  • Call 911. As soon as you notice a person is experiencing severe low blood sugar, call 911.
  • Locate their emergency glucagon. The most important thing a person with diabetes can do is teach their friends, family and coworkers about the location of their emergency glucagon. By the nightstand, in their office desk, in a fanny pack they wear while exercising—wherever it might be, it’s important to ask and know the location of their emergency glucagon treatment.
  • Follow the directions on new glucagon treatment options:
    • Nasal glucagon: Remove the cap. Insert the tip gently into the person’s nostril and press the plunger end firmly until the green line disappears.
    • Auto-inject pen: Remove the red (Gvoke) or grey (Zegalogue) cap. Press the yellow end of the pen against the person’s upper arm, stomach, or thigh and hold for five seconds (Gvoke) or 10 seconds (Zegalogue).
    • Pre filled syringe: Remove the cap of the syringe. Pinch the skin and insert the needle at a 90‑degree angle. Push the plunger down as far as it will go. Inject the glucagon into the person’s upper arm, stomach, or thigh.

Stay with the person as they recover until emergency crews arrive. When people regain consciousness after receiving emergency glucagon, they can experience symptoms including vomiting, confusion and panic. Help this person sit in an upright position to ensure they are safe during any of these side-effects.

Talk to your students or classmates who have diabetes and might experience low blood sugars. Let them know you are willing to learn how to help them during low blood sugars!

This educational content on Back to School is made possible with support from Lilly Diabetes (Baqsimi), an active partner of Beyond Type 1 at the time of publication. Editorial control rests solely on Beyond Type 1.

WRITTEN BY Ginger Vieira, POSTED 09/03/21, UPDATED 10/05/23

Ginger Vieira is an author and writer living with type 1 diabetes, celiac disease, fibromyalgia and hypothyroidism. She’s authored a variety of books, including “When I Go Low” (for kids), “Pregnancy with Type 1 Diabetes,” and “Dealing with Diabetes Burnout.” Before joining Beyond Type 1 as digital content manager, Ginger wrote for Diabetes Mine, Healthline, T1D Exchange, Diabetes Strong and more!
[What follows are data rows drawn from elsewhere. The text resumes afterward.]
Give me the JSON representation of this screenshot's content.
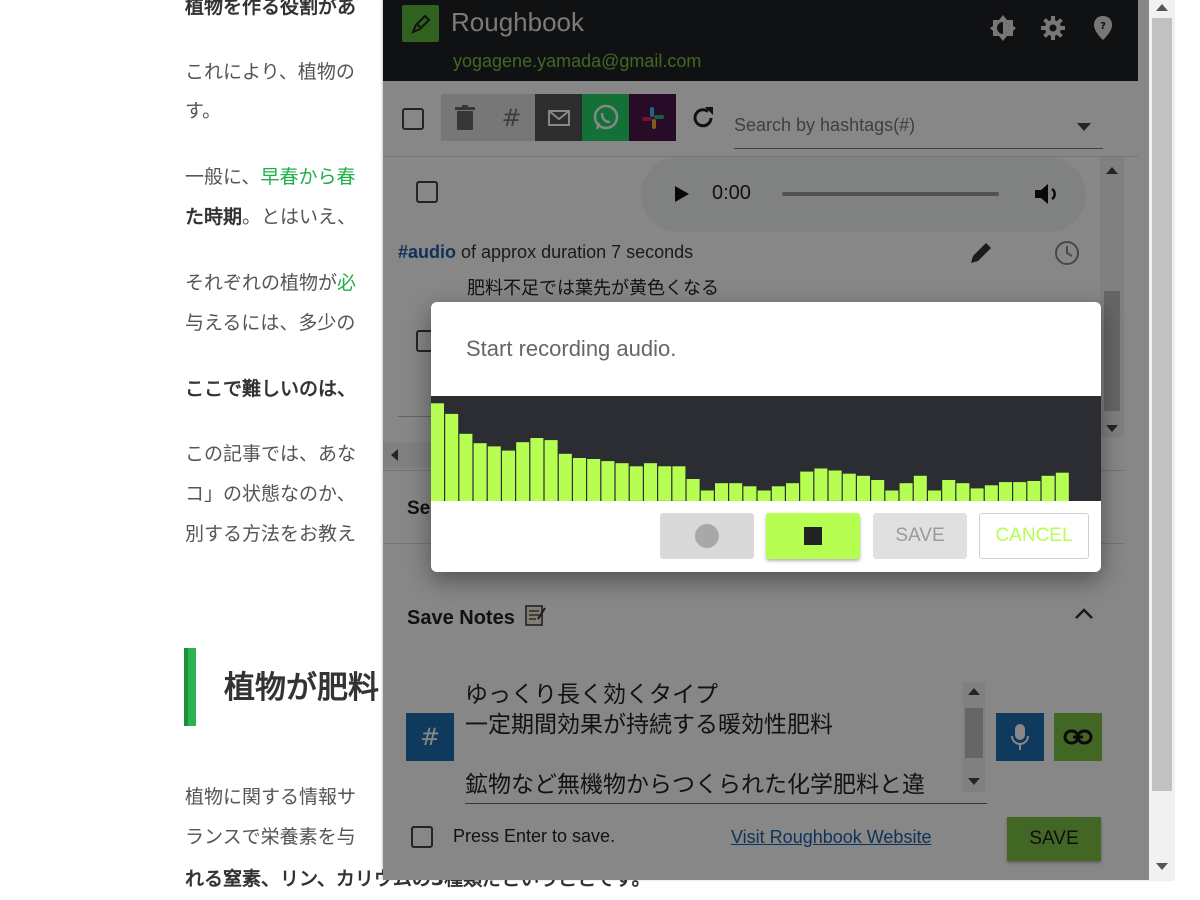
{
  "article": {
    "line1": "植物を作る役割があ",
    "line2a": "これにより、植物の",
    "line2b": "す。",
    "line3a_plain": "一般に、",
    "line3a_green": "早春から春",
    "line3b_bold": "た時期",
    "line3b_plain": "。とはいえ、",
    "line4a": "それぞれの植物が",
    "line4a_green": "必",
    "line4b": "与えるには、多少の",
    "line5": "ここで難しいのは、",
    "line6a": "この記事では、あな",
    "line6b": "コ」の状態なのか、",
    "line6c": "別する方法をお教え",
    "heading": "植物が肥料",
    "line7a": "植物に関する情報サ",
    "line7b": "ランスで栄養素を与",
    "line7c": "れる窒素、リン、カリウムの3種類だということです。"
  },
  "popup": {
    "app_title": "Roughbook",
    "user_email": "yogagene.yamada@gmail.com",
    "search_placeholder": "Search by hashtags(#)",
    "audio_time": "0:00",
    "note_tag": "#audio",
    "note_meta": " of approx duration 7 seconds",
    "note_text": "肥料不足では葉先が黄色くなる",
    "section_label": "Se",
    "save_title": "Save Notes",
    "hash_label": "#",
    "textarea_text": "ゆっくり長く効くタイプ\n一定期間効果が持続する暖効性肥料\n\n鉱物など無機物からつくられた化学肥料と違",
    "enter_label": "Press Enter to save.",
    "site_link": "Visit Roughbook Website",
    "save_label": "SAVE"
  },
  "modal": {
    "message": "Start recording audio.",
    "save_label": "SAVE",
    "cancel_label": "CANCEL",
    "levels": [
      0.93,
      0.83,
      0.64,
      0.55,
      0.52,
      0.48,
      0.56,
      0.6,
      0.58,
      0.45,
      0.41,
      0.4,
      0.38,
      0.36,
      0.33,
      0.36,
      0.33,
      0.33,
      0.21,
      0.1,
      0.17,
      0.17,
      0.14,
      0.1,
      0.14,
      0.17,
      0.28,
      0.31,
      0.29,
      0.26,
      0.24,
      0.2,
      0.1,
      0.17,
      0.24,
      0.1,
      0.2,
      0.17,
      0.12,
      0.15,
      0.18,
      0.18,
      0.19,
      0.24,
      0.27
    ]
  },
  "colors": {
    "topbar": "#1f2024",
    "accent_green": "#7ec244",
    "lime": "#b6ff52",
    "blue": "#1e6db0",
    "visualizer_bg": "#2b2d33"
  }
}
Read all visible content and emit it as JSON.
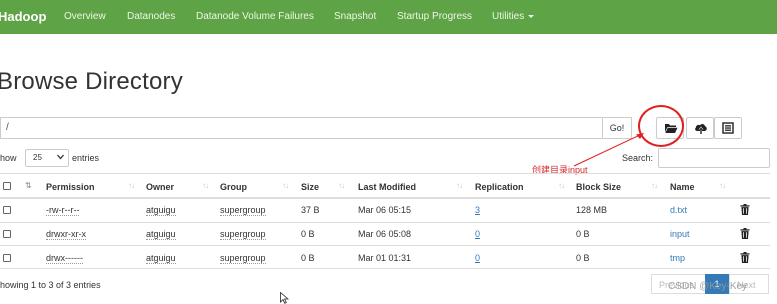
{
  "navbar": {
    "brand": "Hadoop",
    "items": [
      "Overview",
      "Datanodes",
      "Datanode Volume Failures",
      "Snapshot",
      "Startup Progress",
      "Utilities"
    ]
  },
  "page": {
    "title": "Browse Directory"
  },
  "path_bar": {
    "path": "/",
    "go_label": "Go!",
    "icons": [
      "folder-open-icon",
      "upload-icon",
      "list-icon"
    ]
  },
  "annotation": {
    "text": "创建目录input",
    "color": "#d42828"
  },
  "length_menu": {
    "show_label": "how",
    "value": "25",
    "entries_label": "entries"
  },
  "search": {
    "label": "Search:",
    "value": ""
  },
  "table": {
    "headers": {
      "permission": "Permission",
      "owner": "Owner",
      "group": "Group",
      "size": "Size",
      "last_modified": "Last Modified",
      "replication": "Replication",
      "block_size": "Block Size",
      "name": "Name"
    },
    "rows": [
      {
        "permission": "-rw-r--r--",
        "owner": "atguigu",
        "group": "supergroup",
        "size": "37 B",
        "last_modified": "Mar 06 05:15",
        "replication": "3",
        "block_size": "128 MB",
        "name": "d.txt"
      },
      {
        "permission": "drwxr-xr-x",
        "owner": "atguigu",
        "group": "supergroup",
        "size": "0 B",
        "last_modified": "Mar 06 05:08",
        "replication": "0",
        "block_size": "0 B",
        "name": "input"
      },
      {
        "permission": "drwx------",
        "owner": "atguigu",
        "group": "supergroup",
        "size": "0 B",
        "last_modified": "Mar 01 01:31",
        "replication": "0",
        "block_size": "0 B",
        "name": "tmp"
      }
    ]
  },
  "footer": {
    "info": "howing 1 to 3 of 3 entries",
    "previous": "Previous",
    "current_page": "1",
    "next": "Next"
  },
  "watermark": "CSDN @Key-Key",
  "colors": {
    "navbar": "#5ea345",
    "link": "#337ab7",
    "annotation": "#e02020"
  }
}
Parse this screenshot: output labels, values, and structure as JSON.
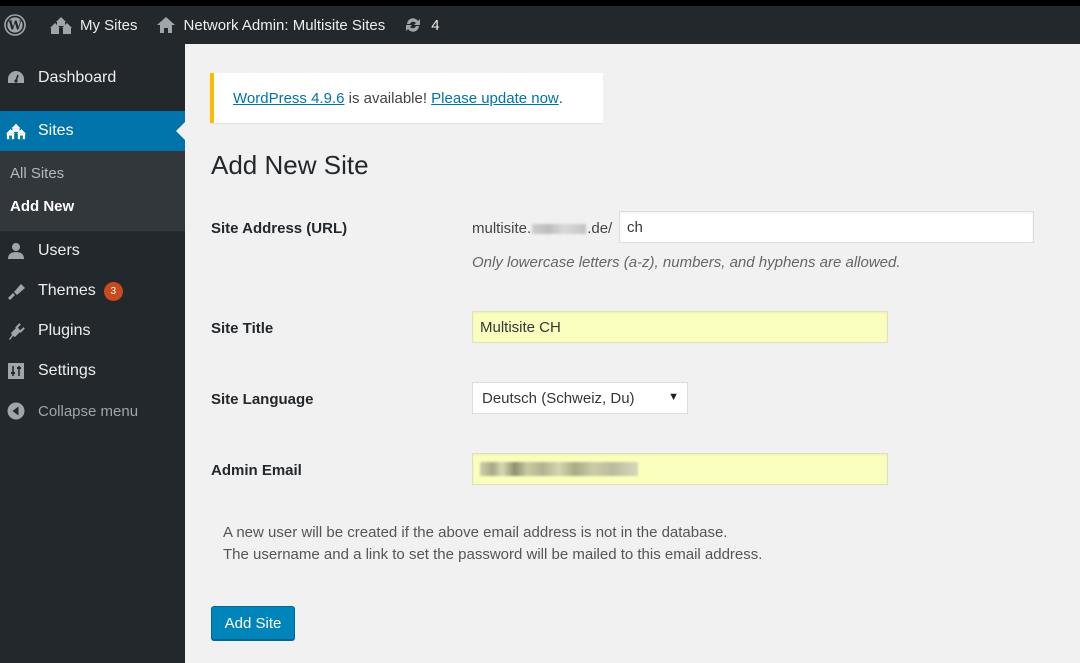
{
  "adminbar": {
    "wp_logo": "wordpress-logo-icon",
    "my_sites": {
      "label": "My Sites",
      "icon": "multisite-icon"
    },
    "network": {
      "label": "Network Admin: Multisite Sites",
      "icon": "home-icon"
    },
    "updates": {
      "count": "4",
      "icon": "update-icon"
    }
  },
  "sidebar": {
    "items": [
      {
        "label": "Dashboard",
        "icon": "dashboard-icon"
      },
      {
        "label": "Sites",
        "icon": "multisite-icon",
        "active": true
      },
      {
        "label": "Users",
        "icon": "users-icon"
      },
      {
        "label": "Themes",
        "icon": "brush-icon",
        "badge": "3"
      },
      {
        "label": "Plugins",
        "icon": "plugins-icon"
      },
      {
        "label": "Settings",
        "icon": "settings-icon"
      }
    ],
    "submenu": [
      {
        "label": "All Sites"
      },
      {
        "label": "Add New",
        "current": true
      }
    ],
    "collapse_label": "Collapse menu"
  },
  "notice": {
    "link1": "WordPress 4.9.6",
    "middle": " is available! ",
    "link2": "Please update now",
    "end": "."
  },
  "page": {
    "title": "Add New Site",
    "fields": {
      "site_address": {
        "label": "Site Address (URL)",
        "prefix_start": "multisite.",
        "prefix_end": ".de/",
        "value": "ch",
        "hint": "Only lowercase letters (a-z), numbers, and hyphens are allowed."
      },
      "site_title": {
        "label": "Site Title",
        "value": "Multisite CH"
      },
      "site_language": {
        "label": "Site Language",
        "selected": "Deutsch (Schweiz, Du)"
      },
      "admin_email": {
        "label": "Admin Email",
        "value": ""
      }
    },
    "info_line1": "A new user will be created if the above email address is not in the database.",
    "info_line2": "The username and a link to set the password will be mailed to this email address.",
    "submit_label": "Add Site"
  },
  "colors": {
    "adminbar_bg": "#23282d",
    "accent": "#0073aa",
    "button": "#0085ba",
    "notice_warning": "#ffb900",
    "badge": "#ca4a1f",
    "autofill": "#faffbd"
  }
}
In her free time, she is jumping rope, scootering with her daughters, or walking with her handsome fella and their dog.